When Muhammad (may the blessings and peace of God be upon him) was six, Aminah was determined to visit the grave of Abdullah, even though it meant trekking on a journey of about ten days through the desert with her child. Barakah accompanied her, and for most of the travel, the young Muhammad (may the blessings and peace of God be upon him) slept with his arms around Barakah’s neck. She was a woman who brought such comfort to both Aminah and her beloved son (may the blessings and peace of God be upon him).

The three successfully made it to Yathrib, where Abdullah’s grave was. While Aminah visited the gravesite, Muhammad (may the blessings and peace of God be upon him) spent time with the maternal side of his family who lived nearby. They soon set out to return to Makkah, but the journey back would prove more difficult. Aminah fell ill with a very high fever. She knew her life was coming to an end and told Barakah, “Be a mother to him, Barakah. And don’t ever leave him.”

Muhammad (may the blessings and peace of God be upon him) tearfully clung to his mother, who soon passed. Barakah also wept, digging Aminah’s grave with her own two hands and laid her to rest. The two then continued their journey back to Makkah, where the future Prophet (may the blessings and peace of God be upon him) was taken to live with his grandfather, Abd al-Muttalib. Within a couple years, Abd al-Muttalib also died, and Muhammad (may the blessings and peace of God be upon him) lived with his uncle Abu Talib until he married Khadija. In each of his homes, Barakah stayed with him, just as his mother requested.

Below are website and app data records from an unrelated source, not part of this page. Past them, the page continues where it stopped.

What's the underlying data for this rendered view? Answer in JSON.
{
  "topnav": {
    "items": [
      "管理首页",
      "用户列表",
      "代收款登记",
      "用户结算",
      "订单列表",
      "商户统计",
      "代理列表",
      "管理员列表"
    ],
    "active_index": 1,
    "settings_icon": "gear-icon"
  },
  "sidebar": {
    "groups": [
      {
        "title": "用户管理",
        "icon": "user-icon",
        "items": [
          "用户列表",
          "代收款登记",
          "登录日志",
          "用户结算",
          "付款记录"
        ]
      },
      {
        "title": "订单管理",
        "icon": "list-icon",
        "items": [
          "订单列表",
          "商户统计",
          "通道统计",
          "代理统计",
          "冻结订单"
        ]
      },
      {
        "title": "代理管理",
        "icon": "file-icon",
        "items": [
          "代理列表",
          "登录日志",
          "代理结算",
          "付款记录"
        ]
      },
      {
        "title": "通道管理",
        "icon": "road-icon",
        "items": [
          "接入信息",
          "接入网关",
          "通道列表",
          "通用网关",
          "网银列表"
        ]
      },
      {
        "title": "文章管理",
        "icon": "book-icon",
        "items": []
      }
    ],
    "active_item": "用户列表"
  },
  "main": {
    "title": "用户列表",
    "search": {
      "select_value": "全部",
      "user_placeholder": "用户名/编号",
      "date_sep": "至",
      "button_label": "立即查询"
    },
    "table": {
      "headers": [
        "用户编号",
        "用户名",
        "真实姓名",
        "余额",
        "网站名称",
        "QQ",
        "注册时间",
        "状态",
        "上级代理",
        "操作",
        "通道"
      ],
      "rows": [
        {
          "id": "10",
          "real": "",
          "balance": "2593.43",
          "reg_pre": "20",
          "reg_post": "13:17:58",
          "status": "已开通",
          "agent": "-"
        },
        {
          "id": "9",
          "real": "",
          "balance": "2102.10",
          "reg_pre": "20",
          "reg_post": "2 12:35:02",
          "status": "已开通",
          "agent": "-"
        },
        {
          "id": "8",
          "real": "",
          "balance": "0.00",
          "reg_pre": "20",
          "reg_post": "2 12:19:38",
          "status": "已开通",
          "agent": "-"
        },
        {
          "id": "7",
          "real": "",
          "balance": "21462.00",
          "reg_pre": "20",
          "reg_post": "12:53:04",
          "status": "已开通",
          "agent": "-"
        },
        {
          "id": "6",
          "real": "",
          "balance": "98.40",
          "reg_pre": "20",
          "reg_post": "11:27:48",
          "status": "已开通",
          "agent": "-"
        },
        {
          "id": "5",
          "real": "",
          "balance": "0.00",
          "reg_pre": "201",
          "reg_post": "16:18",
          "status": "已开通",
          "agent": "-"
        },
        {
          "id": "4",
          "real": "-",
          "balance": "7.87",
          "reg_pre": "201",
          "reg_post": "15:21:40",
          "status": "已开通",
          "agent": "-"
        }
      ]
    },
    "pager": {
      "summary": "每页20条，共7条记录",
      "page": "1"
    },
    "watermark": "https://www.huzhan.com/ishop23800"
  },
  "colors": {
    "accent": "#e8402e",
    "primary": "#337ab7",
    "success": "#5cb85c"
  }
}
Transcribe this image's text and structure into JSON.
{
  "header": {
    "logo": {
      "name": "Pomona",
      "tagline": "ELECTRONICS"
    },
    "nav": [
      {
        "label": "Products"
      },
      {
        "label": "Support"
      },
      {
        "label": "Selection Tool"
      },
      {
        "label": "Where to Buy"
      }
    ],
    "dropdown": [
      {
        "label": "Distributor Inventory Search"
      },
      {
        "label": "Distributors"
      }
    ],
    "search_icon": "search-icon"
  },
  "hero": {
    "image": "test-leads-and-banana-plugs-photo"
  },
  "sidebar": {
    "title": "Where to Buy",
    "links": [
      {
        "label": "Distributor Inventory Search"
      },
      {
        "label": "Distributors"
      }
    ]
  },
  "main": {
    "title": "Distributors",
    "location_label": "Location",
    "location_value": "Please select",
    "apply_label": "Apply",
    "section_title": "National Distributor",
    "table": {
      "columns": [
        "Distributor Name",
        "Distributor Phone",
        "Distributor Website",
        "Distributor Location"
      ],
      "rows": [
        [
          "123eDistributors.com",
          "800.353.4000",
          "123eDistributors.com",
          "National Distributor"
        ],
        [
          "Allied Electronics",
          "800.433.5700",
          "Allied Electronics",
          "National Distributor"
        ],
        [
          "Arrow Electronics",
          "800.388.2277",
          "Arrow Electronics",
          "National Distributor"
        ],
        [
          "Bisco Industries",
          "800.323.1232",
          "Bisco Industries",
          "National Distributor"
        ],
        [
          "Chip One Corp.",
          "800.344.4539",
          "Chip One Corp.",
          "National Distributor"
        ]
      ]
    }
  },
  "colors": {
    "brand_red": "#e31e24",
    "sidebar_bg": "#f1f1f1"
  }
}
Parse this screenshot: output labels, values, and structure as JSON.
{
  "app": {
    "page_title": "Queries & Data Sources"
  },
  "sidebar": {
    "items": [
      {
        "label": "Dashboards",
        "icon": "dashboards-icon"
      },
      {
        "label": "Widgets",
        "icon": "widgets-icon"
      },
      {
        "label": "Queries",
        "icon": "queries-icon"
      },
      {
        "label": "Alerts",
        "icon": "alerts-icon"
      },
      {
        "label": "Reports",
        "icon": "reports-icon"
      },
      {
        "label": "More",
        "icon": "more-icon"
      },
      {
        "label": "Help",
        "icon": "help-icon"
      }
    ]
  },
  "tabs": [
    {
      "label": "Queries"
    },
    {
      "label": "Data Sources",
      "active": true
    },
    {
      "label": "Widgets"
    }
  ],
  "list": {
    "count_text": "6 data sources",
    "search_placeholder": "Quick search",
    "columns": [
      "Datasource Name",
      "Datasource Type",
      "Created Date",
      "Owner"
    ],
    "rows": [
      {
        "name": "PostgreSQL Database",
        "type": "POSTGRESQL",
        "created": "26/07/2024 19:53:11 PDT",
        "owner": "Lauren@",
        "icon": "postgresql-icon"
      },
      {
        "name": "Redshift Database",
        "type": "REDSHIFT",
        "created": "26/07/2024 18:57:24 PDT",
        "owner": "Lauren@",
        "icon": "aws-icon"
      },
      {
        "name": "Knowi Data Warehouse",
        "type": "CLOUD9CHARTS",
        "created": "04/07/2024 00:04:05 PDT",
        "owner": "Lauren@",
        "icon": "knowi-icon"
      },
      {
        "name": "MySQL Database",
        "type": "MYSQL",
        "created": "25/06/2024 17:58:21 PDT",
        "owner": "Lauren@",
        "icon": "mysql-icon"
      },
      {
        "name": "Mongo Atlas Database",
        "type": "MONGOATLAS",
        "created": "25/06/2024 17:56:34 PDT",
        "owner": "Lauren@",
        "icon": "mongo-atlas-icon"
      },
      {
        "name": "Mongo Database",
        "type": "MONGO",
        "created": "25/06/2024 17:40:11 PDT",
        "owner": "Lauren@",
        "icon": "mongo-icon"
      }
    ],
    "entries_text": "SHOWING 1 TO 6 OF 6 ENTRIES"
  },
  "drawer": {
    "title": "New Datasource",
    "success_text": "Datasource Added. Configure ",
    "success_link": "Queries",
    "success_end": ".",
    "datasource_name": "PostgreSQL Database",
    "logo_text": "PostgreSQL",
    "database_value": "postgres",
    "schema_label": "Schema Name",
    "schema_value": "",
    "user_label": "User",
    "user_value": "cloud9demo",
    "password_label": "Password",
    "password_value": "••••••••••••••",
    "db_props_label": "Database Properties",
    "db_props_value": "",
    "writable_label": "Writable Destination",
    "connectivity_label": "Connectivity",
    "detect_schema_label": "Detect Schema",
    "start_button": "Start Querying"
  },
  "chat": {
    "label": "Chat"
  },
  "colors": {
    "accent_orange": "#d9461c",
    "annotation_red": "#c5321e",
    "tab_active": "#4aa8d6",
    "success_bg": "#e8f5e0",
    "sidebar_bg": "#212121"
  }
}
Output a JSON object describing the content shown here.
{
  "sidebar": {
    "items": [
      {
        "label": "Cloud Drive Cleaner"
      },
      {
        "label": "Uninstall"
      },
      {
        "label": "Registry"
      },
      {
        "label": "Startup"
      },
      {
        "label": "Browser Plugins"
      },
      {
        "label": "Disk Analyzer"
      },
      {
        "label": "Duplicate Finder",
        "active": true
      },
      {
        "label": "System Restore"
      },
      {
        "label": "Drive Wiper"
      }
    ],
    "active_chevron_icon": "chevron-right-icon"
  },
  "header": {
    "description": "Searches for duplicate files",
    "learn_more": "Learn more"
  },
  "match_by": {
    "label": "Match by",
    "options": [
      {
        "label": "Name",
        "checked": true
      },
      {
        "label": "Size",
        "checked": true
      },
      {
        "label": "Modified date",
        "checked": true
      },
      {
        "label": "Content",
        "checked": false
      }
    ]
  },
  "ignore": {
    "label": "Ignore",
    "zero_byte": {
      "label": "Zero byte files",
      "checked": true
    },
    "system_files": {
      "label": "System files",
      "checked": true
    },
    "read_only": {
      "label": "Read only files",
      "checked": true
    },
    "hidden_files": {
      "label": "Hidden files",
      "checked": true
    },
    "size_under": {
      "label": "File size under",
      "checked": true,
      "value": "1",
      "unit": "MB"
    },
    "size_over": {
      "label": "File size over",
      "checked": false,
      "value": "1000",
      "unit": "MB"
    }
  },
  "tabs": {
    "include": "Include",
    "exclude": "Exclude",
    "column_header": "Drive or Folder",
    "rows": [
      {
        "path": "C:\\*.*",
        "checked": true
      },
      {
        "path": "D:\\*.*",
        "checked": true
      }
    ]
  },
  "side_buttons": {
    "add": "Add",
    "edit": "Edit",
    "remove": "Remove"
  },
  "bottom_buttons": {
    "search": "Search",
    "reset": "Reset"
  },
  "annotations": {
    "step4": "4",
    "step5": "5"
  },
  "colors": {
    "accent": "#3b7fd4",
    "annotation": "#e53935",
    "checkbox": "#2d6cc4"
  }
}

After Muhammad (may the blessings and peace of God be upon him) and Khadija married, Barakah married Ubayd ibn Zayd and gave birth to a son, Ayman. Thus, she was known as Umm Ayman. Her husband unfortunately also passed away. Later in her life, she married Zayd ibn Harithah, as mentioned earlier. Their son Usamah grew to be one of the commanding leaders of the Muslim army and the youngest general to be appointed by the Prophet (may the blessings and peace of God be upon him).

It is important to note that Umm Ayman was one of the first Black Muslim women in Islam, and she played a key role in the life of the Prophet (may the blessings and peace of God be upon him). He respected and honored her like his own mother, as she was his caretaker. She was even given the glad tidings of Paradise! Muslims today should also hold her in a high regard, and recognize her race. Unfortunately, because racism still exists in many communities, including the Muslim one, people are quick to pin stereotypes on those unlike themselves. We forget the words of the Prophet (may the blessings and peace of God be upon him) from his last sermon, “An Arab has no superiority over a non-Arab nor a non-Arab has any superiority over an Arab; also a white has no superiority over black nor a black has any superiority over white except by piety and good action.” To truly live by these words, we need to bury the preconceived ill notions we hold of people, and realize they were the building blocks of this religion from the get-go.

Throughout her time in this world, Umm Ayman showed complete selflessness and dedicated her life to caring for the Prophet (may the blessings and peace of God be upon him) and his family. She was the one who looked after his mother throughout pregnancy, the loss of a husband, childbirth, and death. She was the one who cared for Muhammad (may the blessings and peace of God be upon him) as a child who lost his mother and grandfather and the one who supported him as the Messenger of God (may the blessings and peace of God be upon him). She was alongside him in all steps of his blessed life, from even before his birth until after his death.

Source

[1] Companions of the Prophet by Abdul Wahid Hamid

2018-02-20T14:56:26+00:00 February 20th, 2018|African Americans, Muhammad, Notable Muslim Women, Prophet Muhammad|